The Red House has a lot going for it. Its juvenile leads are good, as is the support from the brilliant Judith Anderson (Mrs. Danvers in Hitch's Rebecca, 1940) as Morgan's self-sacrificing sister, pop star Julie London as Nath's sultry love interest Tibby and Rory Calhoun as a feral gamekeeper whose middle name is presumably "Danger". However, the talky, Freudian resolution to the kids' detective work is anti-climactic and would perhaps have been better presented as an atmospheric flashback.

*I'm not altogether sure what else we could include in this grouping without stealing from the Southern Gothic canon. Winter's Bone (2010) at least.


The Queen Of Spades (1949)

Despite a modest recent revival of interest in his work, Thorold Dickinson (1903-84) remains one of British cinema's most unjustly neglected directorial talents. He is best known for the gloomy Victorian mystery Gaslight (1940) starring Anton Walbrook, copies of which were bought up, suppressed and destroyed by MGM when the American studio sought to promote its own version of Patrick Hamilton's play four years later. Dickinson's masterpiece only narrowly survived this ordeal and we are lucky to be able to see it today, an incident typical of the chequered and frustrating career the man endured.

Perhaps the biggest mark Dickinson made was actually on academia, not the business of making movies. He established a pioneering film studies department at the Slade School of Fine Art, UCL, in 1960 and became Britain's first-ever Professor of Film Studies in 1967, having fought a gallant battle for cinema to be taken seriously by scholars.

As such, I was delighted to have the opportunity to take in The Queen Of Spades at the BFI Southbank this week. Dickinson had been hired to direct this adaptation of Pushkin's famous short story at just three days' notice after Rodney Auckland dropped out, making ingenious use of a small budget to produce a truly frightening study in madness and the supernatural despite coming to the project cold, being entirely unfamiliar with the tale. Pushkin's 'Queen Of Spades' (1833), also repurposed for an opera by Tchaikovsky in 1890, tells of Suvorin, a dashing Russian army officer, and his growing obsession with learning "the secret of the cards" from a dying countess so that he may gamble his way to wealth and glory.
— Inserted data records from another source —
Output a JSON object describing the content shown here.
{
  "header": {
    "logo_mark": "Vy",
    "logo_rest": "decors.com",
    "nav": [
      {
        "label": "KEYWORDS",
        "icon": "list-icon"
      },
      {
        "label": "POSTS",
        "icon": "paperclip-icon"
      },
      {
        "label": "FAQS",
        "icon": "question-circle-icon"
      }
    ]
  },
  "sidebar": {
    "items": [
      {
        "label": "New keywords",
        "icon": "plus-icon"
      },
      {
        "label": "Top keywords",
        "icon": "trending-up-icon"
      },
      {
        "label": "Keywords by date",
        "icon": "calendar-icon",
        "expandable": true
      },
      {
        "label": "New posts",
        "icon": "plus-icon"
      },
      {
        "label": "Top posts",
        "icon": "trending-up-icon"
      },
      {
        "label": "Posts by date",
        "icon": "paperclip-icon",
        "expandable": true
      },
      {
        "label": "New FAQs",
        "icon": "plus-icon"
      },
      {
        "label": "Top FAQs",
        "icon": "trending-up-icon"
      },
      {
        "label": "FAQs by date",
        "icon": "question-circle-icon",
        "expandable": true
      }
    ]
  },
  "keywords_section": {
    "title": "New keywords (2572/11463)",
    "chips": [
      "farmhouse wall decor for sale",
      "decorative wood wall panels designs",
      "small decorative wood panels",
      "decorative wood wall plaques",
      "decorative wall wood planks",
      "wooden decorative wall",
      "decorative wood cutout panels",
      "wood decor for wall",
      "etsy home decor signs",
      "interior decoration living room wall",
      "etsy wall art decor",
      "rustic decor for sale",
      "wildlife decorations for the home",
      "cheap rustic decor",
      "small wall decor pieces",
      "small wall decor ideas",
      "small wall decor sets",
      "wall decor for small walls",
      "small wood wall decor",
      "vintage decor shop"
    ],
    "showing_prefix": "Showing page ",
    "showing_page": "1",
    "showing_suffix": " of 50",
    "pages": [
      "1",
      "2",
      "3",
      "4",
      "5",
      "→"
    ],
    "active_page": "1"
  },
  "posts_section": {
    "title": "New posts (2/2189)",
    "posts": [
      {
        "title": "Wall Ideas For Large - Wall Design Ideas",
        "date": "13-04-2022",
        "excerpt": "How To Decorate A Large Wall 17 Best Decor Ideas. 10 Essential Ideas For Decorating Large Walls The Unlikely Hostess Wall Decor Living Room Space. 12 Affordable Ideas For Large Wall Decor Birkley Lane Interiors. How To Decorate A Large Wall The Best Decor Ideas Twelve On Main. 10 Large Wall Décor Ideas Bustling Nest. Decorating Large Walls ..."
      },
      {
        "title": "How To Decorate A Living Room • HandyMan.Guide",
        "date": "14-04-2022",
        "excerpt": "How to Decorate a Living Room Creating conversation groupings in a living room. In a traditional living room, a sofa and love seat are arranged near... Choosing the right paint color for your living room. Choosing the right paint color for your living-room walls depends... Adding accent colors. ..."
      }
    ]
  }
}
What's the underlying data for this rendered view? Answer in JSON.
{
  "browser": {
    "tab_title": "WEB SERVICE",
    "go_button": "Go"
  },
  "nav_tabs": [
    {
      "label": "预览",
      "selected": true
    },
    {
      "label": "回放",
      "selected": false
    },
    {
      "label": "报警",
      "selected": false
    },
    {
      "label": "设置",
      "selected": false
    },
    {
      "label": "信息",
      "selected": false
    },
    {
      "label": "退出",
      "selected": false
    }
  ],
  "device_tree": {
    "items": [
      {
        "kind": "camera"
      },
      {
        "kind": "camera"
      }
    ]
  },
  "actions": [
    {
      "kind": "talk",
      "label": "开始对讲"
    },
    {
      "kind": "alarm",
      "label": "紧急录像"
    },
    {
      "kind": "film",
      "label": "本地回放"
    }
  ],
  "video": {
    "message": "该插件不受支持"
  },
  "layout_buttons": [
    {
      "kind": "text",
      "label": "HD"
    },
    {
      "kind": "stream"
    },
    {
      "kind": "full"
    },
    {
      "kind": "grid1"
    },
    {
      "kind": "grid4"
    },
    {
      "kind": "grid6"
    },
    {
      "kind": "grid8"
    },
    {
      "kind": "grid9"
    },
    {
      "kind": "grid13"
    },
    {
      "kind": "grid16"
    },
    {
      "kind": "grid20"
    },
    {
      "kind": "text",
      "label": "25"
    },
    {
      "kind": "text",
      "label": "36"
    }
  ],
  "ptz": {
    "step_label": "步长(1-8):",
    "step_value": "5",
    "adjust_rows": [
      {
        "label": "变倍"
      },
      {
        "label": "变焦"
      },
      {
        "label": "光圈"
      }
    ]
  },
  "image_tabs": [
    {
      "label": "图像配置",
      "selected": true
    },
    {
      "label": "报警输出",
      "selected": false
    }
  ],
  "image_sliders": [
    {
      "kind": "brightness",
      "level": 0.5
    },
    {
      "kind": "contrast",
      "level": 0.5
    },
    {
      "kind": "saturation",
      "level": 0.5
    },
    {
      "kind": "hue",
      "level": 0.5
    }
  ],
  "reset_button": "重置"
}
With a cast led by Walbrook (again) and the great stage actress Edith Evans already in place, Dickinson and producer Anatole de Grunwald were forced to work frantically by night rewriting the original screenplay by Auckland and Arthur Boys to suit their purposes in time for the next day's'shooting. Their shoe-string production was hindered not only by financial constraints but also by the limited amount of space available at the studios in Welwyn Garden City, where the cast and crew found themselves on a lot too small to accommodate a horse-drawn carriage. Dickinson nevertheless managed to turn adversity to his advantage, positioning his roving camera at such angles as to mask the difficulty and using minimal lighting and candles to cast long shadows and build atmosphere in the manner of German Expressionism.

Dickinson's Queen Of Spades further benefits from some fabulous costumes and sets by Oliver Messel and appropriately theatrical turns from Walbrook, Evans and Yvonne Mitchell. It also retains a pleasingly British flavour, in amongst the onion domes of St. Petersburg, thanks to its choice selection of Dickensian supporting players, with the likes of Miles Malleson and Athene Seyler cropping up as a notary and exasperated princess respectively. The result is a Gothic horror to rival Murnau's Faust (1926) or Cocteau's La Belle Et La Bête (1946).